My father always speaks of his love for Woody Allen movies, especially Annie Hall. I had no particular drive to watch this film until my professor showed us a clip in class where Alvy Singer (Woody Allen) sneezes away $2000 dollars worth of cocaine. I sat there in awe knowing that this is one of father’s favorite movies. A couple of weeks later, I sat down to watch the film.
I don’t know many Woody Allen films, which means I’m not too familiar with his formula. I watched Annie Hall without stopping because I was trying to figure out why this movie was so widely adored by my friends, family, and now my professors. I understood that visually it was intriguing, and according to Walter Metz, Woody Allen was significant in making New York City the booming place it is today. However, I watch movies for the plot. I love a good story, and I did not think Annie Hall had a very intriguing story, until the end.
Love is my favorite subject, and knowing that the film was about a failed relationship wasn’t particularly intriguing, initially. Things happen, and we as an audience can see the relationship between Alvy and Annie Hall (Diane Keaton) is doomed from the beginning due to a lack of communication: they’d rather talk to their therapists than each other. Alvy can’t see it even after the relationship is over, and this is the cruel irony of this film. Yet, we love it anyway, and I believe that is because the end of the film is too relatable.

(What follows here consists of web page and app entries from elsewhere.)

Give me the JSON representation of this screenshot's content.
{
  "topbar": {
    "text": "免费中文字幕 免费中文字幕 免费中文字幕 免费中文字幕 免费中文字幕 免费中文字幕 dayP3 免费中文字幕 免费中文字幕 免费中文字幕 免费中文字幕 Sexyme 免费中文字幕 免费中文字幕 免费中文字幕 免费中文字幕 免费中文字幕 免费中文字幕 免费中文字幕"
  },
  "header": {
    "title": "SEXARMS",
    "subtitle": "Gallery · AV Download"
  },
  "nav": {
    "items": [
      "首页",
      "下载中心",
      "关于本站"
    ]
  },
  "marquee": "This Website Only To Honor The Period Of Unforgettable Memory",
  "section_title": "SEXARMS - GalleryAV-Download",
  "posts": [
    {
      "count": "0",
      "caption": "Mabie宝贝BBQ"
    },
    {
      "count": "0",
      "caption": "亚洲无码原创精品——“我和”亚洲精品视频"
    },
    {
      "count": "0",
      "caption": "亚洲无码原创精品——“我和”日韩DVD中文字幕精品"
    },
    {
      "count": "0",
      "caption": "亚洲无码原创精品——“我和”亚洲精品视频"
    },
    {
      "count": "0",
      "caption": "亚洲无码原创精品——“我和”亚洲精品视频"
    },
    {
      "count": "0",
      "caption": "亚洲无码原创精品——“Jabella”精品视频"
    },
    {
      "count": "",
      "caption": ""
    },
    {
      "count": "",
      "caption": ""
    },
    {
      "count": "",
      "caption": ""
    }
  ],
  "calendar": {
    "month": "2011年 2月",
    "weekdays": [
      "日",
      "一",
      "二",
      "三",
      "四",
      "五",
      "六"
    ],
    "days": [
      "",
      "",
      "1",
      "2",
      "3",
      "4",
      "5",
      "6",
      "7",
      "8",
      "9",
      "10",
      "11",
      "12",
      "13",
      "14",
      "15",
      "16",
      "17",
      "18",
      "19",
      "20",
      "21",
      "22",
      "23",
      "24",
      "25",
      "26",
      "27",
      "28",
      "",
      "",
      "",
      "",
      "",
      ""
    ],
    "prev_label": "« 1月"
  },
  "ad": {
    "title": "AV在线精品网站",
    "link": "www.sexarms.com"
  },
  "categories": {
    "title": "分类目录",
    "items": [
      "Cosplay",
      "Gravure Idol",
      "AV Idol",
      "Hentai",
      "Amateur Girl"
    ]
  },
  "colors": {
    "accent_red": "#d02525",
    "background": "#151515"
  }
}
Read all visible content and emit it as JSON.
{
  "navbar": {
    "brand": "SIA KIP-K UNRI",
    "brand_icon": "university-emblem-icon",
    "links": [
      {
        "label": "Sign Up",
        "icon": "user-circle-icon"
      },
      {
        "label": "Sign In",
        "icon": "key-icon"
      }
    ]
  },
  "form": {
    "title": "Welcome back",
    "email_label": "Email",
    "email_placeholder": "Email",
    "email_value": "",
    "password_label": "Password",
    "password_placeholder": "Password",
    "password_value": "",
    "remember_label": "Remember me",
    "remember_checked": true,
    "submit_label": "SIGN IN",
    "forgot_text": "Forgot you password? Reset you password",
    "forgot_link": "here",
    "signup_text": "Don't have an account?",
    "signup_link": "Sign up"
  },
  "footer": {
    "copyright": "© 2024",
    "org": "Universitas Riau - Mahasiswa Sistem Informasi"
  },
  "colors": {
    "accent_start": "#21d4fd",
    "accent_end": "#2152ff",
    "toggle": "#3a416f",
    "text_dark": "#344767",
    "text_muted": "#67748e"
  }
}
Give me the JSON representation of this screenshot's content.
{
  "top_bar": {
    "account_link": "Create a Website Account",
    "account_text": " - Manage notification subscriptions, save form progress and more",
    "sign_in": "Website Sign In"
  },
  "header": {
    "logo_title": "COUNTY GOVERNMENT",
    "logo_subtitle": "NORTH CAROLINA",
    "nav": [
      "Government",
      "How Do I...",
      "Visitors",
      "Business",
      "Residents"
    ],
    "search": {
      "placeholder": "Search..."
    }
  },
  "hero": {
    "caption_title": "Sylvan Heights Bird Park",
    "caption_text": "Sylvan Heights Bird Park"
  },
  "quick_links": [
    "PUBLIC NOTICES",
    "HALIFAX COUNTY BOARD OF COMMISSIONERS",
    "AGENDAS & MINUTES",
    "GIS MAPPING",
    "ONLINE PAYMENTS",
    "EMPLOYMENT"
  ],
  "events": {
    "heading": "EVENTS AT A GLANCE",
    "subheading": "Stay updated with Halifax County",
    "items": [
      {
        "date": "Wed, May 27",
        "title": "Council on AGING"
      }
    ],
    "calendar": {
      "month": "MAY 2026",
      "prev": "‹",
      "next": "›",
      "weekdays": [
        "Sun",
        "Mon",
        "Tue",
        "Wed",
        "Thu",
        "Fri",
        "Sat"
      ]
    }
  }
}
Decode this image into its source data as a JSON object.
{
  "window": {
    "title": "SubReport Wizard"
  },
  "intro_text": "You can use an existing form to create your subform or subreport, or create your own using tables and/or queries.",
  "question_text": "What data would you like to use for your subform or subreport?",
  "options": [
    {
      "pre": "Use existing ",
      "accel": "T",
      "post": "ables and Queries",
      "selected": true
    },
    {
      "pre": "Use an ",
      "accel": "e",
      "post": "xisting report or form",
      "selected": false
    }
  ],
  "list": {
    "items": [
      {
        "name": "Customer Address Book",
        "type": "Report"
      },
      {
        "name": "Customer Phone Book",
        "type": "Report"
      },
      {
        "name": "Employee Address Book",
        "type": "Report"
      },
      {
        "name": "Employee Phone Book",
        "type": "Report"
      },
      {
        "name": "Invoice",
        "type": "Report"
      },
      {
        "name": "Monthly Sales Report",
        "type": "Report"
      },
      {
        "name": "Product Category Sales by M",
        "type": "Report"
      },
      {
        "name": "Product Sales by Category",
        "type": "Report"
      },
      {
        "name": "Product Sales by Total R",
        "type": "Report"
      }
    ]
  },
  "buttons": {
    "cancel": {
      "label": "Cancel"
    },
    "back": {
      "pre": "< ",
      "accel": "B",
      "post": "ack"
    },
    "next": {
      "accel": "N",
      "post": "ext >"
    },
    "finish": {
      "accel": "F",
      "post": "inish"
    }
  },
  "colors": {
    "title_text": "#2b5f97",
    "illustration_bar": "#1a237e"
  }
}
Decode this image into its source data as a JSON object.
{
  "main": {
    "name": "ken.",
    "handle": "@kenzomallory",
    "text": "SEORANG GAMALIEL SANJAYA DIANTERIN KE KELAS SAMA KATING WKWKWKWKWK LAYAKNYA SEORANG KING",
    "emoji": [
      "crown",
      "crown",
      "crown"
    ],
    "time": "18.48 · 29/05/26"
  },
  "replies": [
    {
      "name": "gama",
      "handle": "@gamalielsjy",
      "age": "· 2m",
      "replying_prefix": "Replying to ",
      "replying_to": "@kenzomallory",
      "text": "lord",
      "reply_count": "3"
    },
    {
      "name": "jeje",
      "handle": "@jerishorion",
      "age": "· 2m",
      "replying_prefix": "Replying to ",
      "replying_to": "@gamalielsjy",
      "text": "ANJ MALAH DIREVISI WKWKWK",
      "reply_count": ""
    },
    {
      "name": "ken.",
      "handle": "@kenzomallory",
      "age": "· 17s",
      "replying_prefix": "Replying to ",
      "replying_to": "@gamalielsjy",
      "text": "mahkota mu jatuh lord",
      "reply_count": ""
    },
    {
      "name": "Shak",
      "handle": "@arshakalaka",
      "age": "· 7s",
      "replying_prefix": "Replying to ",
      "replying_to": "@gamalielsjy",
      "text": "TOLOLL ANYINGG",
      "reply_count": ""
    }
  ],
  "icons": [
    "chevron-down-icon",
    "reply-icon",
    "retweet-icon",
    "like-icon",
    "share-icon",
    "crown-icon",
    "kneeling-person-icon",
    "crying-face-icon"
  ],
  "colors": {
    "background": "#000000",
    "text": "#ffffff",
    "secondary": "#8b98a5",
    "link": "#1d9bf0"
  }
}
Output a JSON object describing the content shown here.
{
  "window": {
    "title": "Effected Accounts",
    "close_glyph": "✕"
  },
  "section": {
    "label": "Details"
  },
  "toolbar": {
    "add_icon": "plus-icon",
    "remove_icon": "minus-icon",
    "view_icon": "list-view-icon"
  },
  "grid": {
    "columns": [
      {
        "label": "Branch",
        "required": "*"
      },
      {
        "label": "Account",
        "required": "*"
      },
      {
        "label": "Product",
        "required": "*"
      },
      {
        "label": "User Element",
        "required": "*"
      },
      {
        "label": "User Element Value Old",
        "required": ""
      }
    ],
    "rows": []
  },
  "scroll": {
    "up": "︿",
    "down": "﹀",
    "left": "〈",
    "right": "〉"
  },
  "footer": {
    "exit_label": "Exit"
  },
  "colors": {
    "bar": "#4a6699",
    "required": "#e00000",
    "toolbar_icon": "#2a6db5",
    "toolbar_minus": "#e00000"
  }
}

Annie Hall ends with a montage of Annie and Alvy’s ‘best’ relationship moments, where they are visually the most happy. Over it plays Annie singing the same song she sang in the night club earlier in the film: “It Seems Like Old Times (1945). It is a song full of nostalgia, which succeeded in bringing me close to tears. I spent most of the movie focused on the failed parts of relationship to realize the beauty in it, which is the opposite of what Alvy has been doing throughout the film. By the end he and I were at opposite mindsets, I view relationships as wonderful and amazing; he views them as “totally irrational and crazy and absurd”. His final words explain our overlapping thoughts “most of us need the eggs”. We keep going back to relationships because we need to even though there is no logical reasoning.